Study shows that America is facing a coming epidemic of power blackouts

Staff Writer
Mount Shasta Herald

Remember where you heard it:

The number of power failures affecting over 50,000 Americans has more than doubled in the past 10 years — and the pace is likely to increase.

HERE‘s the deal:

Industrialized countries face a future of increasingly severe blackouts, a new study warns, due to the proliferation of extreme weather events, the transition to unconventional fossil fuels, and fragile national grids that cannot keep up with rocketing energy demand.

“We need a fundamental re-think about how electricity is generated and distributed and who controls this,” said lead author Prof Hugh Byrd of Lincoln University, a specialist in international energy policy and urban sustainability. “It is not in the interests of the privatized power industry to encourage less electricity consumption.”

Every year, millions of people around the world experience major electricity blackouts, but the country that has endured more blackouts than any other industrialized nation is the United States.


According to a little-known report last year to the Executive Office of the President by the Council of Economic Advisers and Department of Energy, between 2003 and 2012 the US saw 679 blackouts due to extreme weather events, costing on average $18-33 billion a year.
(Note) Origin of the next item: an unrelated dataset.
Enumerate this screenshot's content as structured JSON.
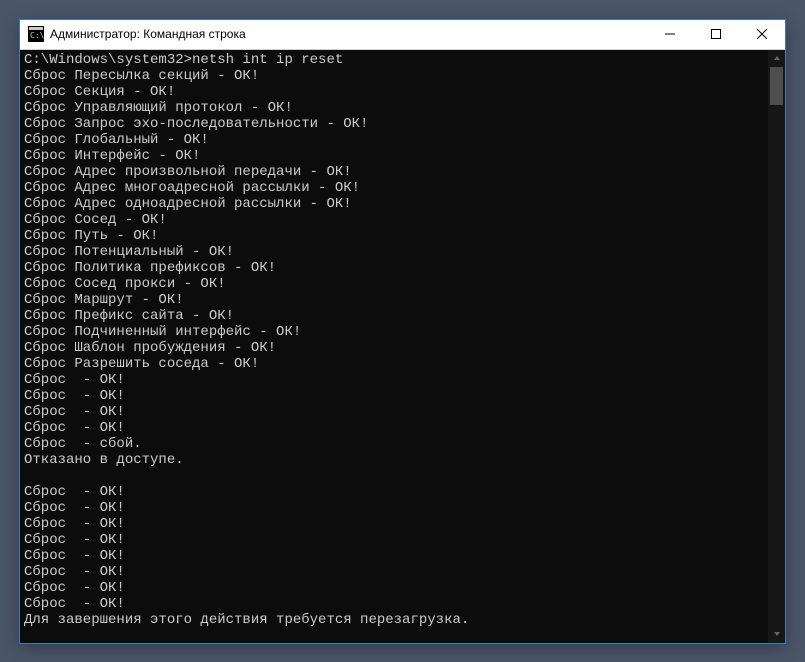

In 2012 alone, the US suffered eleven “billion-dollar” weather disasters.

“The number of outages caused by severe weather is expected to rise as climate change increases the frequency and intensity of hurricanes, blizzards, floods and other extreme weather events,” the report found.

The growing prevalence of extreme weather including droughts due to climate change could also significantly undermine coal, gas and nuclear production, all of which require large inputs of water, to spin and cool turbines in thermal power plants.